- Greensill has been unable to secure insurance for its lending-derived loans, which are critical in protecting investors
- As a result, Credit Suisse and GAM Holdings withdrew their support, freezing a number of funds at the same time
- Germany’s BaFin has also weighed in, citing an “imminent risk” of over-indebtedness and filing a criminal complaint against Greensill’s Bremen-based subsidiary Greensill Bank
- As such, Greensill will be unable to provide working capital funding for its clients, which puts more than 50,000 jobs at risk, including 7000 in Australia
Tens of thousands of jobs are on the line as supply chain financier Greensill Capital teeters on the brink of insolvency
As one of the world’s largest supply chain financiers, Greensill Capital lends money to large companies, which these companies then use to make early payments to smaller suppliers in exchange for a marginal discount.
Greensill then pockets some of the discount and packages the loans into short-term bonds for sale through investor funds, using the higher credit rating of the big customer.
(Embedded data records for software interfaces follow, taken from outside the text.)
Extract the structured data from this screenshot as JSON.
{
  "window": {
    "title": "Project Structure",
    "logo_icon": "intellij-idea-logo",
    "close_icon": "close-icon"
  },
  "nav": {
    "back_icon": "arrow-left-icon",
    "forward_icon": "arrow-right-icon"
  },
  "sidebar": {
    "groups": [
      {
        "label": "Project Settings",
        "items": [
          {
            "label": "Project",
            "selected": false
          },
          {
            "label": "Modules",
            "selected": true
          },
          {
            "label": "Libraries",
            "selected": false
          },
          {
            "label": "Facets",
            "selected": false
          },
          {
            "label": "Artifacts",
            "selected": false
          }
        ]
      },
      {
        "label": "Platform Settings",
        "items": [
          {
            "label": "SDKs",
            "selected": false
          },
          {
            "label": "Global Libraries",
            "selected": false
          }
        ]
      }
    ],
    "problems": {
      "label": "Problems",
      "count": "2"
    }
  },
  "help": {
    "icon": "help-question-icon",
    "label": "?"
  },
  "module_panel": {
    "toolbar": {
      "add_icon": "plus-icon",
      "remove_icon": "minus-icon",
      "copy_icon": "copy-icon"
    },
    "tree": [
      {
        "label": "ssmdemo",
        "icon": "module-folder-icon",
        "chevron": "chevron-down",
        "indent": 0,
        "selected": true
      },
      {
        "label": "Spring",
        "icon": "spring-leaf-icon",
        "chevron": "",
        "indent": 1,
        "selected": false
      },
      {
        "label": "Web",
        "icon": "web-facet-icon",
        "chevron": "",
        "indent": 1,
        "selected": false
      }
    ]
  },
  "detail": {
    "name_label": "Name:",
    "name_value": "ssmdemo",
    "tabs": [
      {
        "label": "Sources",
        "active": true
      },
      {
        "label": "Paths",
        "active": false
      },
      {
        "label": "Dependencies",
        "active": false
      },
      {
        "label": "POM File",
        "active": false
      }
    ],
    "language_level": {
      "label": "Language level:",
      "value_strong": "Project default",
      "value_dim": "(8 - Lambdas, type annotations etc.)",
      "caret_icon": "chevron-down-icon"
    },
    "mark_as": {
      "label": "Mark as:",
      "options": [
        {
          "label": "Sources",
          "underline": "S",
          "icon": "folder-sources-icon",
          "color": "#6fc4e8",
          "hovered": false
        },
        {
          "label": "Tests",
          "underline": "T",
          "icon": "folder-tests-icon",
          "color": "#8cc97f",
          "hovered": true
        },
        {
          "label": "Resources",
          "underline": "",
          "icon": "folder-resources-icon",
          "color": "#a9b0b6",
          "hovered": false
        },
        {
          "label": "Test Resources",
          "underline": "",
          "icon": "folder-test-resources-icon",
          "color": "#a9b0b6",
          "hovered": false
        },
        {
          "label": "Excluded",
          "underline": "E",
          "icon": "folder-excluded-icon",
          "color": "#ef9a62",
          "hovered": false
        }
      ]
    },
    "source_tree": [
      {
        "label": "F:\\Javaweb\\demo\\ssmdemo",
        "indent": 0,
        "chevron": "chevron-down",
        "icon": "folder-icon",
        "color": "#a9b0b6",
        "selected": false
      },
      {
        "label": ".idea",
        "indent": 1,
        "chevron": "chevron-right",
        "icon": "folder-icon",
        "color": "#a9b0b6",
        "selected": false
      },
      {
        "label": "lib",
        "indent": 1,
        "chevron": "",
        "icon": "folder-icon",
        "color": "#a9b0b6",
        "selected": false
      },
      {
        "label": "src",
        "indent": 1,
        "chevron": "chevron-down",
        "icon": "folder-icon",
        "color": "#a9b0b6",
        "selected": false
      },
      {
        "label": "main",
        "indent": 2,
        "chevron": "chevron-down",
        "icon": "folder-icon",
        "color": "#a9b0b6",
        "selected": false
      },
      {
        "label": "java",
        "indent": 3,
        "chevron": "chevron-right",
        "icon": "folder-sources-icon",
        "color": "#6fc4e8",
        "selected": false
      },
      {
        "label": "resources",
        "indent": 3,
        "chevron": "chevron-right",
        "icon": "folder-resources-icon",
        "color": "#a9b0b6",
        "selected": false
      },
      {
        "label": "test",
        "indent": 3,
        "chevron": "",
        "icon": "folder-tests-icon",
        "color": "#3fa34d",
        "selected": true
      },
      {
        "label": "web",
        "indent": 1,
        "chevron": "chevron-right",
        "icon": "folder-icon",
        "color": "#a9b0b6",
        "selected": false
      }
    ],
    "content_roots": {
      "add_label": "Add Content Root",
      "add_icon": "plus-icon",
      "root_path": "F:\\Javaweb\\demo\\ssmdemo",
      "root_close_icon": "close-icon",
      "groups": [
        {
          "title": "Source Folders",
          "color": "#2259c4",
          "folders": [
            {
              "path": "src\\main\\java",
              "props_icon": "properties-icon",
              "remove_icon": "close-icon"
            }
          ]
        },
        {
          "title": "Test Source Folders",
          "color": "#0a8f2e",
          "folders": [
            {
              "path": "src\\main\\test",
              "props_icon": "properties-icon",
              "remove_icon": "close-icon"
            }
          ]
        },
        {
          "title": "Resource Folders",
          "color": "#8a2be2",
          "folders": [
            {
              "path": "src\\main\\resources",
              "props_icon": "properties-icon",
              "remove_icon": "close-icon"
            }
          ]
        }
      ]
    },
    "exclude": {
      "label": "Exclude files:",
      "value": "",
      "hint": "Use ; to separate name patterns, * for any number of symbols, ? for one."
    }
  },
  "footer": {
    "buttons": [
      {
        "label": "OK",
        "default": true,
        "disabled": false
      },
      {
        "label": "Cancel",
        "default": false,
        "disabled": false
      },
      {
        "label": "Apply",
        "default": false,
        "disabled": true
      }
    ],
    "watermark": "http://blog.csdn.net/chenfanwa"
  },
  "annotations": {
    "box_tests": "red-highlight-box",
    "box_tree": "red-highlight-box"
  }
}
But for months — at least eight — Greensill has struggled to renew critical insurance cover on these loans, and remarkably only sought legal advice about the issue this week.
Greensill went to NSW’s Supreme Court on Monday, seeking an injunction that would extend its insurance coverage past the expiry date of March 1. The request was denied, and Greensill will return to court today to appeal the ruling.
This insurance is crucial in ensuring that investors holding Greensill’s debt packages would be paid out in the event that one of the underlying customers defaulted on a payment.
The lapsing of these policies drove Greensill’s day-to-day lender, Credit Suisse, to freeze four funds that contained securities put together by the Australian-owned company.
Swiss asset manager GAM Holding, Greensill’s other major source of funding, also pulled the plug this week.
The decision by Credit Suisse has pushed Greensill to the edge of insolvency, and the firm is now scrambling to sell off large parts of its business to U.S.-based private equity firm Apollo Global Management in a deal estimated at around $128 million.
Since supply chain finance is not counted as debt, many analysts and regulators are worried that it could conceal the true position of some companies.
Germany’s Federal Financial Supervisory Authority — “BaFin” — has now also weighed in, citing an “imminent risk” of over-indebtedness and filing a criminal complaint against the management of Greensill Bank for alleged balance sheet manipulation.
What all of this means is that Greensill will be unable to provide working capital funding for its clients, which include Telstra, Vodafone in the UK, Australian construction giant CIMIC and the U.K.’s National Health Service.
“In the absence of that funding, some of Greensill’s clients are likely to become insolvent, defaulting on their existing facilities,” said barrister Ruth Higgins SC, who presented the case in court.
“That, in turn, may trigger further adverse consequences on third parties, including the employees of Greensill’s clients.”
Higgins argued that, as such, more than 50,000 jobs would be put at risk, including 7000 in Australia.